3. Activation – Activation is kind of the opposite to SMR in that you are trying to turn up certain muscle tone. The purpose of activation is to improve movement patterns by making sure the correc t muscles are firing at the right time. The most commone muscle group that we are trying to “turn up” is the glutes and hip rotators. These muscles are very important for most athletes as they are apart of many athletic movements – running, jumping, cutting, throwing, squatting, deadlifting etc. They also play a critical role in injury prevention, as weak glutes can be a common factor in many injuries. Instead of just adding it into your training program and lengthening out your session, you can add glute activation drills to your warm-up. Now your getting a two-for-one deal, where you’re getting some injury prevention training and we’re warming up at the same time. A few examples of glute activation drills are – glute bridges (double and single leg), banded lateral walks, and wall sprinter drills. You can also do the same thing up the chain for the shoulder, basically the shoulder and hip are very similar joints and have similar structures. The rotator cuff and upper back muscles are generally the muscles we are trying to activate in the shoulder. Great exercises to activate these muscles are banded pull-aparts, face pulls, and cable internal and external rotations. Another area you can activate, but is not always necessary for everyone is your core. Because your core joins the upper body to the lower body, it can help stabilize the hips and the shoulders while warming up that mid-section. Activation exercises can include planks, dead bugs, bird dogs, and side planks. You can complete one exercise for each body area i.e. glute bridges, face pulls, dead bugs or focus on one area only to bring up a weak muscle group.

4. Dynamic movements – Dynamic movements build on your mobility and activation work by using the specific postures and movements that will be required in your training session. This acn also include technical drills. For example, if you want to improve your running mechanics, you can throw in different types of running drills and different types of dynamic range of motion exercises. These drills may include, leg kicks, walking lunges w/ overhead reach, walking single leg dead lifts, A-skip, B-skip, and technical running. These drills will have the added benefit of increases your heart rate and body temperatue while also drilling the body to hit strong mechanical positions which translate to your on-field running. You can honestly do the same thing here with squats, deadlifts, bench press, any of your lifting movements. You might just choose a piece of an exercise to warm up, or even just an empty bar, and that can be your dynamic variation warm-up. Most warm up will finish here, which is perfectly fine, you will be prepared enough to start training, although we add in one more element that really takes the warm up another level.

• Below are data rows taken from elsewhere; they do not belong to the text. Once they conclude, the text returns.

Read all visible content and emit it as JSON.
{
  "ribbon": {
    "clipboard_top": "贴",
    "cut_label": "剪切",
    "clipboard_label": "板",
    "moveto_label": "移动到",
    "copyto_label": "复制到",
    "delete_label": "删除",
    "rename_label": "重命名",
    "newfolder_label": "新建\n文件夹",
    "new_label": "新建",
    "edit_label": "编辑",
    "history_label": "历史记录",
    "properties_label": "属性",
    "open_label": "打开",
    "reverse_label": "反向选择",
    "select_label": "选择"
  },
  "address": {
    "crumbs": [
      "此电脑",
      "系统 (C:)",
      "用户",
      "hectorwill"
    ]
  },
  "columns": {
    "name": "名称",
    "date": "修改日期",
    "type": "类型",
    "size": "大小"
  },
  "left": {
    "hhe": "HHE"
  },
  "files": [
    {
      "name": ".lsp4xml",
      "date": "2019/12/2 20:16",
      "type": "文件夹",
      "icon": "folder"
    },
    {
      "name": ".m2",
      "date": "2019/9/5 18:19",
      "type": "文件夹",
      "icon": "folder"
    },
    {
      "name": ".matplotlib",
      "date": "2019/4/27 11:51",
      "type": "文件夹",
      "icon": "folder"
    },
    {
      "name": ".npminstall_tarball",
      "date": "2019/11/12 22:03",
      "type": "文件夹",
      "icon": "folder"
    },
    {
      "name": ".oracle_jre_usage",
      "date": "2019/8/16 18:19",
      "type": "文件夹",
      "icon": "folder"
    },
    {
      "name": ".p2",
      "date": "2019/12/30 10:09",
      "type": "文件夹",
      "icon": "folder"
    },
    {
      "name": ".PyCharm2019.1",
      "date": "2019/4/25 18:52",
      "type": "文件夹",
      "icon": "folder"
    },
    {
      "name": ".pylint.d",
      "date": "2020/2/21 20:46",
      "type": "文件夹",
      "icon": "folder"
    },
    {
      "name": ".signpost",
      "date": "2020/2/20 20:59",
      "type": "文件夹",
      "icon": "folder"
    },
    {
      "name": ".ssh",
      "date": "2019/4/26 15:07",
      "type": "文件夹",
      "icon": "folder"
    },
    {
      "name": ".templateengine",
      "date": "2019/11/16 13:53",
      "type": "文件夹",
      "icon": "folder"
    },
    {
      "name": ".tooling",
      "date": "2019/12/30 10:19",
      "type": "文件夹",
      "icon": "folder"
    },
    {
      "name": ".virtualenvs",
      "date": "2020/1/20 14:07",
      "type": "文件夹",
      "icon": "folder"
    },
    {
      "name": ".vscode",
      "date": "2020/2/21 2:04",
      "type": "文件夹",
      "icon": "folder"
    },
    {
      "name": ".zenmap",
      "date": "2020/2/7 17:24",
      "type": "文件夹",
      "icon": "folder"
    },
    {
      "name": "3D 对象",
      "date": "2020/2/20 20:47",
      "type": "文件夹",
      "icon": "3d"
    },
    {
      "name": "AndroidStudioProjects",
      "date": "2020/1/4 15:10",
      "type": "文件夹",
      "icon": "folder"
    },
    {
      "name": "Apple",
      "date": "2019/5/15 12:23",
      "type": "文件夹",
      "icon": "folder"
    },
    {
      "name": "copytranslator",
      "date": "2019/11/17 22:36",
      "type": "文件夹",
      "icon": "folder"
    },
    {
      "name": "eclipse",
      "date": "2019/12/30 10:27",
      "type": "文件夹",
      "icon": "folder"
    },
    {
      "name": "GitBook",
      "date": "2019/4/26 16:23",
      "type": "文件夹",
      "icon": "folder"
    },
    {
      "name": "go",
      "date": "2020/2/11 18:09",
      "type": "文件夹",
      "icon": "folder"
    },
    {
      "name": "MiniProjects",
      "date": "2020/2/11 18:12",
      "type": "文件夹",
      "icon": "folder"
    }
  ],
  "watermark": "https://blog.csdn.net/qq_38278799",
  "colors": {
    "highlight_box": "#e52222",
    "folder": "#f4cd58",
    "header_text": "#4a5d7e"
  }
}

5. Primers – Primers are exercises that really rev up the central nervous system and get your brain stimulated and ready for fast, explosive movements in the gym or on the field. These can include; jumping/plyometrics, throwing, sprinting, and change-of-direction exercises. Adding these exercises to the end of a warm up is very effective for developing speed, power and explosiveness as you are relatively fresh yet prepared to move fast! Primers also help your body prepare for strength work as you are tapping into important fast twitch muscle fibres used for heavy weight training.

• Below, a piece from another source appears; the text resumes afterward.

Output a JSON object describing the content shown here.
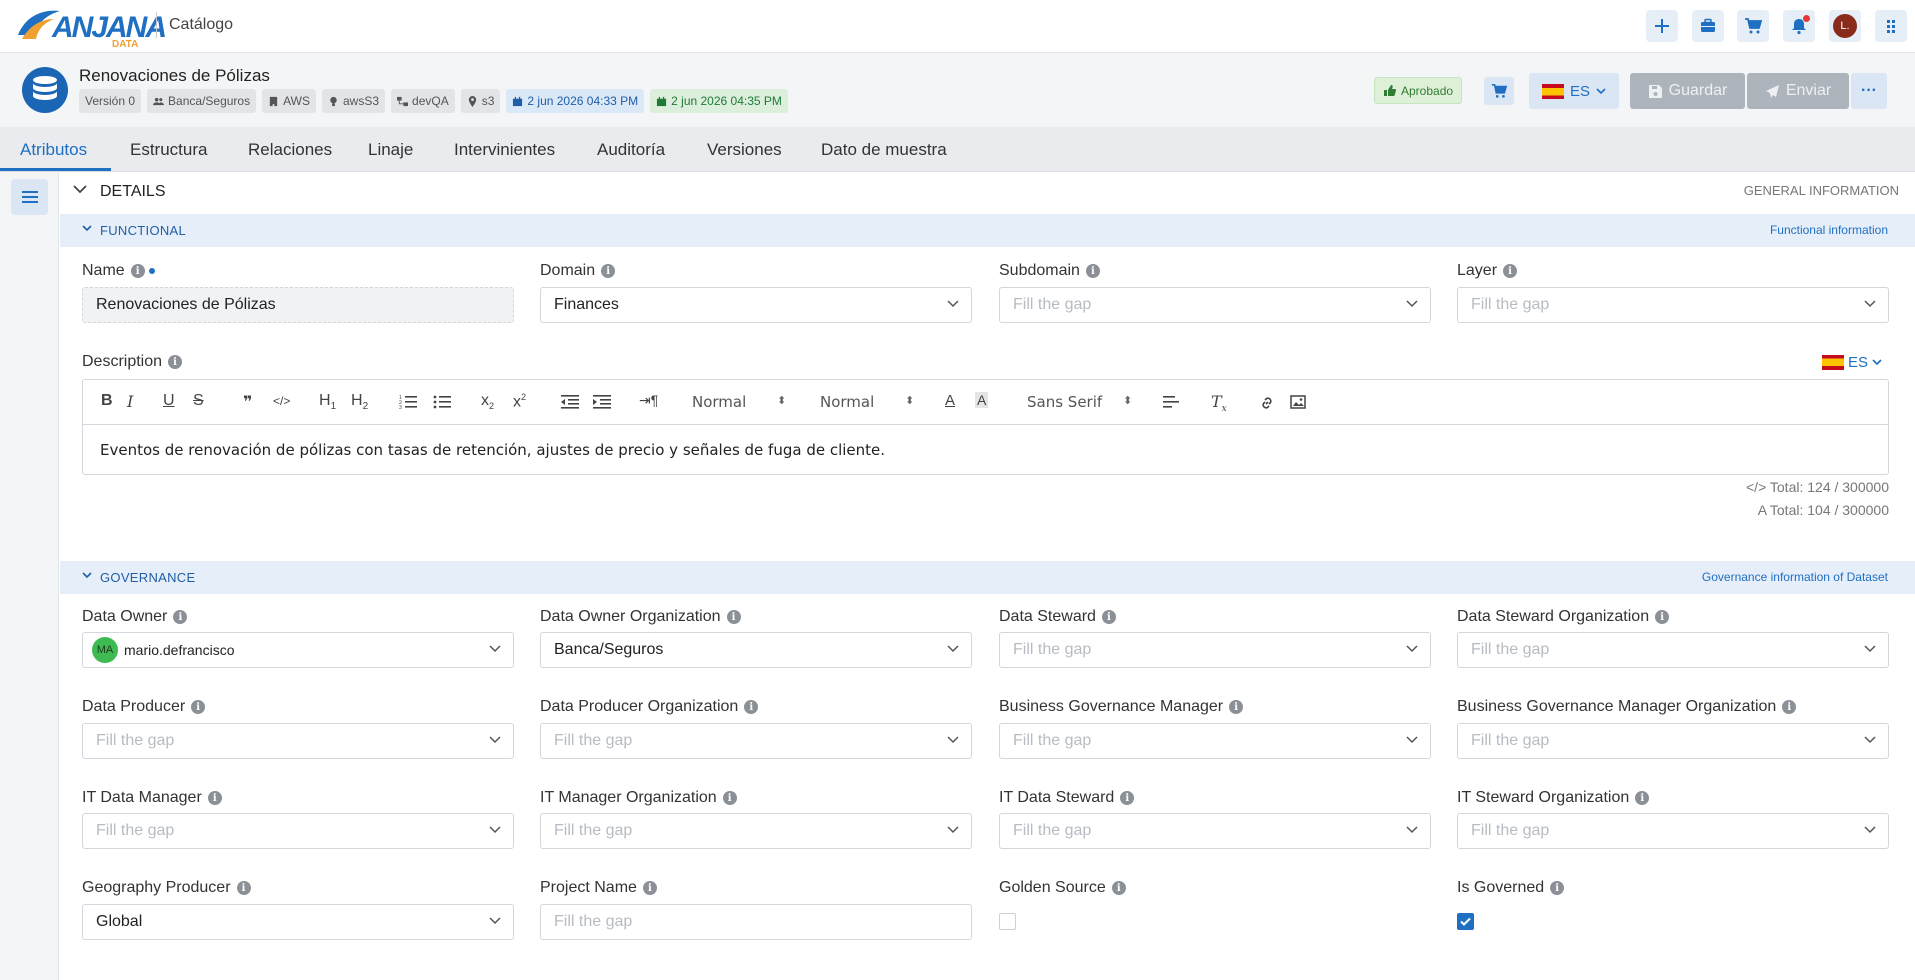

That’s a simplified structure of a warm-up but this is a great way to start. All of this can be done in an efficient and effective way, remember to keep your warm up around ten to fifteen minutes in length and longer and your wasting time (your warm up should not be longer than your workout). Even if you’re short on time, it’s still a good idea to get some kind of warm-up in because this will accumulate over time. These reps that you think are insignificant can actually build up over time, especially if you’re warming up before every single training session. These reps will pay dividends in the long run.